Stands for Gaffney’s Numeric Assessment of Radness, Gnar is a game and also a lifestyle. 

Heelside hero: noun

A snowboarder who only seems capable of descending on their heelside. Usually seen doing the “falling leaf” down a black diamond while clutching a selfie-stick, the heelside hero seems oblivious of the effect of their riding style on the snowpack. See also: gaper.

skier slang
Mashed potatoes: not just for dinner. PC Betty Crocker

Mashed potatoes: noun

Heavy, wet, thigh-burning snow conditions. See also: Cascade concrete.

Radness claim: action

Yelling, “I’m the best skier on the mountain!” before dropping into that sick line. Related: Gnar

Single: noun

If you hear this in the lift line, rest assured that the speaker is (most likely) not talking about their relationship status. Rather, a single rider will often announce that they’re alone in hopes of finding a seat on the lift without waiting through the entire lift line.
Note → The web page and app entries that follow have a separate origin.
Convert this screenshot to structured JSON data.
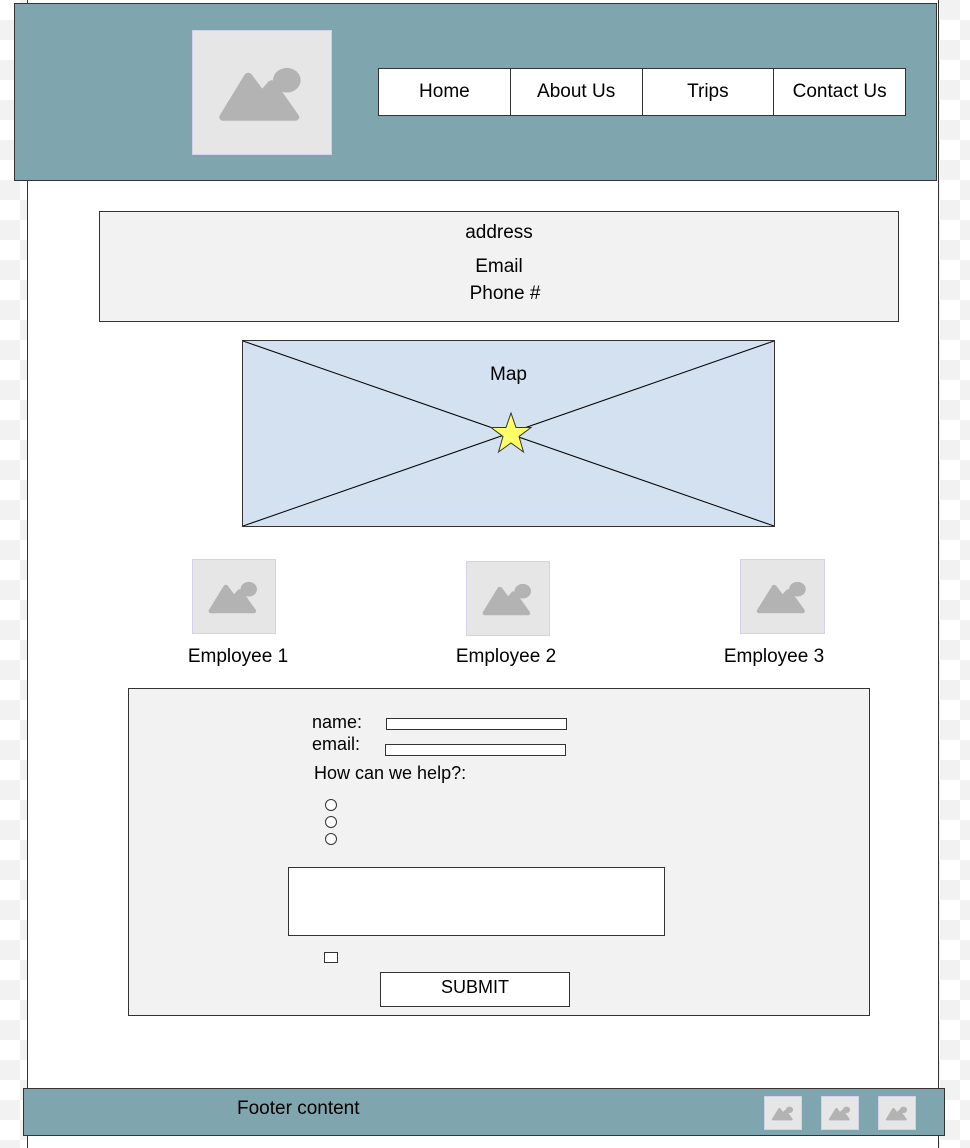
{
  "header": {
    "logo_icon": "image-placeholder-icon",
    "nav": [
      {
        "label": "Home"
      },
      {
        "label": "About Us"
      },
      {
        "label": "Trips"
      },
      {
        "label": "Contact Us"
      }
    ]
  },
  "contact_info": {
    "address": "address",
    "email": "Email",
    "phone": "Phone #"
  },
  "map": {
    "label": "Map",
    "marker_icon": "star-icon",
    "marker_color": "#ffff66"
  },
  "employees": [
    {
      "name": "Employee 1",
      "photo_icon": "image-placeholder-icon"
    },
    {
      "name": "Employee 2",
      "photo_icon": "image-placeholder-icon"
    },
    {
      "name": "Employee 3",
      "photo_icon": "image-placeholder-icon"
    }
  ],
  "form": {
    "name_label": "name:",
    "name_value": "",
    "email_label": "email:",
    "email_value": "",
    "help_label": "How can we help?:",
    "radio_count": 3,
    "message_value": "",
    "submit_label": "SUBMIT"
  },
  "footer": {
    "text": "Footer content",
    "social_icons": [
      "image-placeholder-icon",
      "image-placeholder-icon",
      "image-placeholder-icon"
    ]
  },
  "colors": {
    "header_bg": "#7fa5ae",
    "map_bg": "#d4e1f1",
    "panel_bg": "#f2f2f2",
    "placeholder_bg": "#e6e6e6",
    "placeholder_glyph": "#b3b3b3"
  }
}
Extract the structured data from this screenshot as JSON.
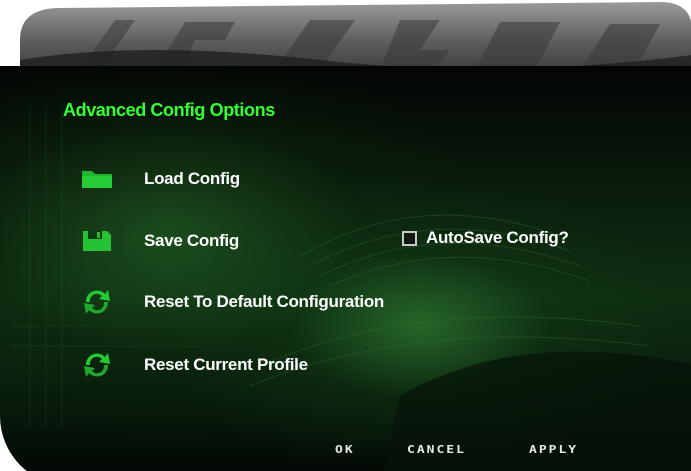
{
  "dialog": {
    "heading": "Advanced Config Options"
  },
  "options": {
    "load_config": {
      "label": "Load Config",
      "icon": "folder-icon"
    },
    "save_config": {
      "label": "Save Config",
      "icon": "floppy-disk-icon"
    },
    "reset_default": {
      "label": "Reset To Default Configuration",
      "icon": "refresh-icon"
    },
    "reset_profile": {
      "label": "Reset Current Profile",
      "icon": "refresh-icon"
    }
  },
  "autosave": {
    "label": "AutoSave Config?",
    "checked": false
  },
  "buttons": {
    "ok": "OK",
    "cancel": "CANCEL",
    "apply": "APPLY"
  },
  "colors": {
    "accent_green": "#33ff33",
    "icon_green": "#22cc33",
    "text_white": "#ffffff",
    "panel_dark": "#0b200e"
  }
}
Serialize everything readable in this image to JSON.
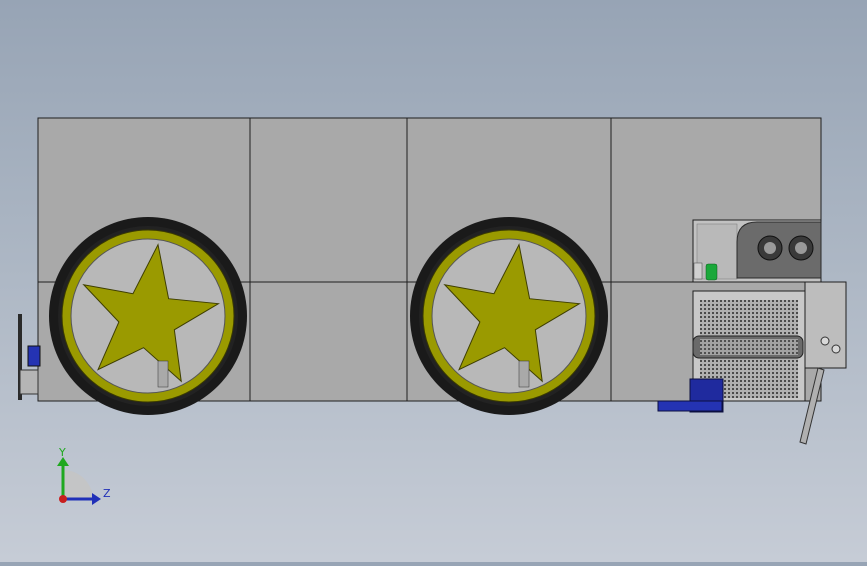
{
  "viewport": {
    "background_top": "#97a4b5",
    "background_bottom": "#c6ccd6"
  },
  "model": {
    "body_color": "#a9a9a9",
    "edge_color": "#1e1e1e",
    "wheel_tire_color": "#1a1a1a",
    "wheel_hub_color": "#9a9a00",
    "wheel_count": 2,
    "motor_mount_color": "#1f2a9e"
  },
  "triad": {
    "y_label": "Y",
    "z_label": "Z",
    "y_color": "#1fa81f",
    "z_color": "#2030b8",
    "x_color": "#c81e1e"
  }
}
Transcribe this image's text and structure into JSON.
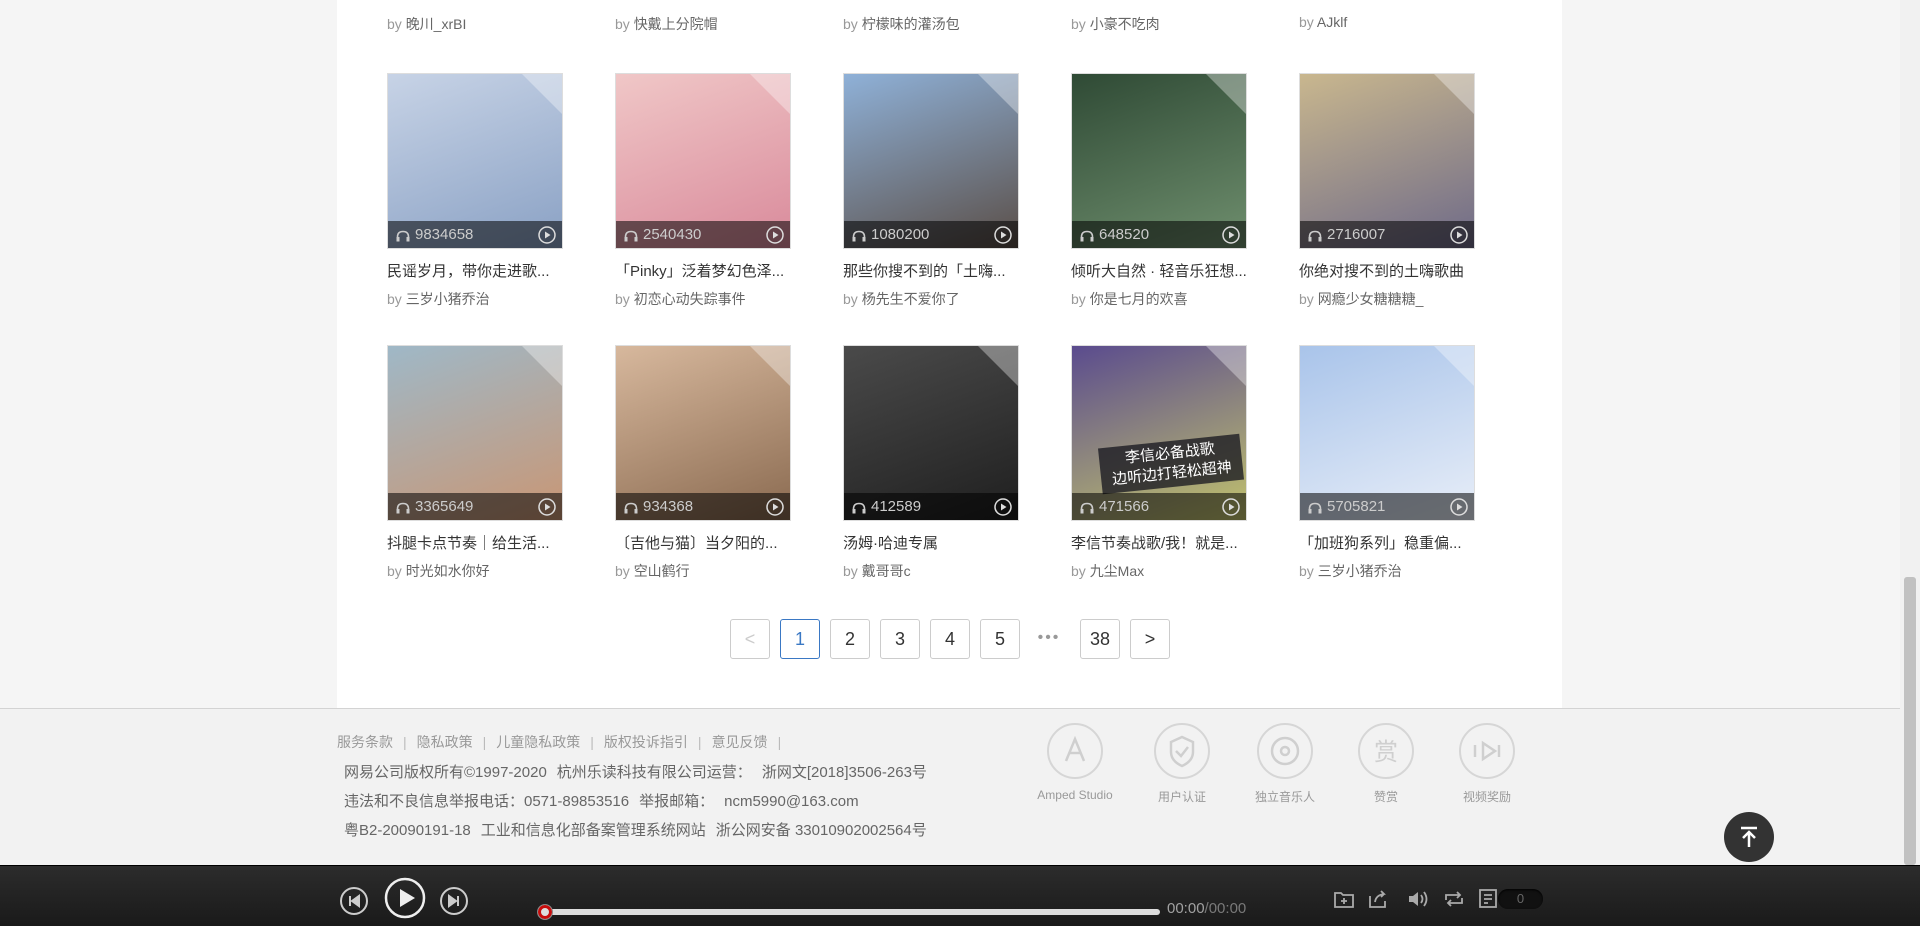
{
  "top_authors": [
    {
      "by": "by",
      "name": "晚川_xrBI"
    },
    {
      "by": "by",
      "name": "快戴上分院帽"
    },
    {
      "by": "by",
      "name": "柠檬味的灌汤包"
    },
    {
      "by": "by",
      "name": "小豪不吃肉"
    },
    {
      "by": "by",
      "name": "AJklf"
    }
  ],
  "playlists": [
    {
      "count": "9834658",
      "title": "民谣岁月，带你走进歌...",
      "by": "by",
      "author": "三岁小猪乔治",
      "colors": [
        "#c7d3e6",
        "#8aa1c4"
      ]
    },
    {
      "count": "2540430",
      "title": "「Pinky」泛着梦幻色泽...",
      "by": "by",
      "author": "初恋心动失踪事件",
      "colors": [
        "#f0c7c7",
        "#d98a9b"
      ]
    },
    {
      "count": "1080200",
      "title": "那些你搜不到的「土嗨...",
      "by": "by",
      "author": "杨先生不爱你了",
      "colors": [
        "#8fb1d8",
        "#5a4e47"
      ]
    },
    {
      "count": "648520",
      "title": "倾听大自然 · 轻音乐狂想...",
      "by": "by",
      "author": "你是七月的欢喜",
      "colors": [
        "#2f4a35",
        "#6f8f6e"
      ]
    },
    {
      "count": "2716007",
      "title": "你绝对搜不到的土嗨歌曲",
      "by": "by",
      "author": "网瘾少女糖糖糖_",
      "colors": [
        "#c9b78e",
        "#6e6a88"
      ]
    },
    {
      "count": "3365649",
      "title": "抖腿卡点节奏｜给生活...",
      "by": "by",
      "author": "时光如水你好",
      "colors": [
        "#9fb8c7",
        "#c99674"
      ]
    },
    {
      "count": "934368",
      "title": "〔吉他与猫〕当夕阳的...",
      "by": "by",
      "author": "空山鹤行",
      "colors": [
        "#d7b89d",
        "#8a6a50"
      ]
    },
    {
      "count": "412589",
      "title": "汤姆·哈迪专属",
      "by": "by",
      "author": "戴哥哥c",
      "colors": [
        "#4a4a4a",
        "#1f1f1f"
      ]
    },
    {
      "count": "471566",
      "title": "李信节奏战歌/我！就是...",
      "by": "by",
      "author": "九尘Max",
      "colors": [
        "#5a4b8e",
        "#c2c36d"
      ],
      "overlay": [
        "李信必备战歌",
        "边听边打轻松超神"
      ]
    },
    {
      "count": "5705821",
      "title": "「加班狗系列」稳重偏...",
      "by": "by",
      "author": "三岁小猪乔治",
      "colors": [
        "#a9c4ea",
        "#e8eef8"
      ]
    }
  ],
  "pagination": {
    "prev": "<",
    "pages": [
      "1",
      "2",
      "3",
      "4",
      "5"
    ],
    "ellipsis": "•••",
    "last": "38",
    "next": ">",
    "current": "1"
  },
  "footer": {
    "links": [
      "服务条款",
      "隐私政策",
      "儿童隐私政策",
      "版权投诉指引",
      "意见反馈"
    ],
    "separator": "|",
    "line1": [
      "网易公司版权所有©1997-2020",
      "杭州乐读科技有限公司运营：",
      "浙网文[2018]3506-263号"
    ],
    "line2": [
      "违法和不良信息举报电话：0571-89853516",
      "举报邮箱：",
      "ncm5990@163.com"
    ],
    "line3": [
      "粤B2-20090191-18",
      "工业和信息化部备案管理系统网站",
      "浙公网安备 33010902002564号"
    ],
    "badges": [
      {
        "label": "Amped Studio",
        "icon": "amped-studio-icon"
      },
      {
        "label": "用户认证",
        "icon": "user-verify-icon"
      },
      {
        "label": "独立音乐人",
        "icon": "indie-musician-icon"
      },
      {
        "label": "赞赏",
        "icon": "appreciate-icon"
      },
      {
        "label": "视频奖励",
        "icon": "video-reward-icon"
      }
    ]
  },
  "player": {
    "time_current": "00:00",
    "time_total": "/00:00",
    "playlist_count": "0",
    "progress": 0
  }
}
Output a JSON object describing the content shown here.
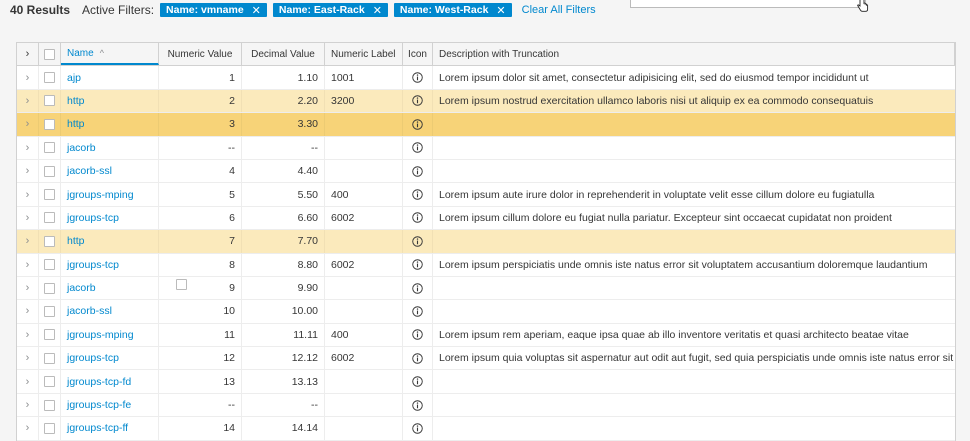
{
  "toolbar": {
    "results_count": "40 Results",
    "active_filters_label": "Active Filters:",
    "filters": [
      {
        "label": "Name: vmname",
        "close": "✕"
      },
      {
        "label": "Name: East-Rack",
        "close": "✕"
      },
      {
        "label": "Name: West-Rack",
        "close": "✕"
      }
    ],
    "clear_all": "Clear All Filters"
  },
  "grid": {
    "columns": {
      "name": "Name",
      "numeric_value": "Numeric Value",
      "decimal_value": "Decimal Value",
      "numeric_label": "Numeric Label",
      "icon": "Icon",
      "description": "Description with Truncation"
    },
    "sort_indicator": "^",
    "expand_glyph": "›",
    "rows": [
      {
        "name": "ajp",
        "numeric": "1",
        "decimal": "1.10",
        "label": "1001",
        "desc": "Lorem ipsum dolor sit amet, consectetur adipisicing elit, sed do eiusmod tempor incididunt ut",
        "state": "normal"
      },
      {
        "name": "http",
        "numeric": "2",
        "decimal": "2.20",
        "label": "3200",
        "desc": "Lorem ipsum nostrud exercitation ullamco laboris nisi ut aliquip ex ea commodo consequatuis",
        "state": "hover"
      },
      {
        "name": "http",
        "numeric": "3",
        "decimal": "3.30",
        "label": "",
        "desc": "",
        "state": "selected"
      },
      {
        "name": "jacorb",
        "numeric": "--",
        "decimal": "--",
        "label": "",
        "desc": "",
        "state": "normal"
      },
      {
        "name": "jacorb-ssl",
        "numeric": "4",
        "decimal": "4.40",
        "label": "",
        "desc": "",
        "state": "normal"
      },
      {
        "name": "jgroups-mping",
        "numeric": "5",
        "decimal": "5.50",
        "label": "400",
        "desc": "Lorem ipsum aute irure dolor in reprehenderit in voluptate velit esse cillum dolore eu fugiatulla",
        "state": "normal"
      },
      {
        "name": "jgroups-tcp",
        "numeric": "6",
        "decimal": "6.60",
        "label": "6002",
        "desc": "Lorem ipsum cillum dolore eu fugiat nulla pariatur. Excepteur sint occaecat cupidatat non proident",
        "state": "normal"
      },
      {
        "name": "http",
        "numeric": "7",
        "decimal": "7.70",
        "label": "",
        "desc": "",
        "state": "hover"
      },
      {
        "name": "jgroups-tcp",
        "numeric": "8",
        "decimal": "8.80",
        "label": "6002",
        "desc": "Lorem ipsum perspiciatis unde omnis iste natus error sit voluptatem accusantium doloremque laudantium",
        "state": "normal"
      },
      {
        "name": "jacorb",
        "numeric": "9",
        "decimal": "9.90",
        "label": "",
        "desc": "",
        "state": "normal"
      },
      {
        "name": "jacorb-ssl",
        "numeric": "10",
        "decimal": "10.00",
        "label": "",
        "desc": "",
        "state": "normal"
      },
      {
        "name": "jgroups-mping",
        "numeric": "11",
        "decimal": "11.11",
        "label": "400",
        "desc": "Lorem ipsum rem aperiam, eaque ipsa quae ab illo inventore veritatis et quasi architecto beatae vitae",
        "state": "normal"
      },
      {
        "name": "jgroups-tcp",
        "numeric": "12",
        "decimal": "12.12",
        "label": "6002",
        "desc": "Lorem ipsum quia voluptas sit aspernatur aut odit aut fugit, sed quia perspiciatis unde omnis iste natus error sit",
        "state": "normal"
      },
      {
        "name": "jgroups-tcp-fd",
        "numeric": "13",
        "decimal": "13.13",
        "label": "",
        "desc": "",
        "state": "normal"
      },
      {
        "name": "jgroups-tcp-fe",
        "numeric": "--",
        "decimal": "--",
        "label": "",
        "desc": "",
        "state": "normal"
      },
      {
        "name": "jgroups-tcp-ff",
        "numeric": "14",
        "decimal": "14.14",
        "label": "",
        "desc": "",
        "state": "normal"
      }
    ]
  },
  "colors": {
    "accent": "#0088ce",
    "hover_row": "#fbeabc",
    "selected_row": "#f7d378"
  },
  "icons": {
    "expand": "chevron-right-icon",
    "info": "info-circle-icon",
    "filter_close": "close-icon",
    "cursor": "pointer-cursor-icon"
  }
}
See also: No friends on a powder day.

skier slang
This rider demonstrates steeze. PC Dom Daher via Redbull

Steeze: noun. Steezy: adjective

Style and ease. In a sentence: “Bro, that was a steezy backflip!” This piece of skier slang has since found its way into other outdoor sports, including whitewater kayaking.

Stomp: verb

To land a jump with steeze. Antonym: tomahawk.

skier slang
Tomahawking: not steezy. PC: SnowBrains

Tomahawk: verb

To tumble head-over-heels down hill. Usually an effect of crashing at high speeds on something steep. 

Wheel wish: noun, verb

When the chairlift stops and the attachment point of the would-be-wisher’s chair stops on a lift tower’s wheel, it is permissible to make a wheel wish. Standard non-disclosure wish rules apply. See also: pray for snow. 

Let us know if we missed anything in the comments!

Related Articles

One thought on “The Ultimate Guide to Skier Slang

Got an opinion? Let us know...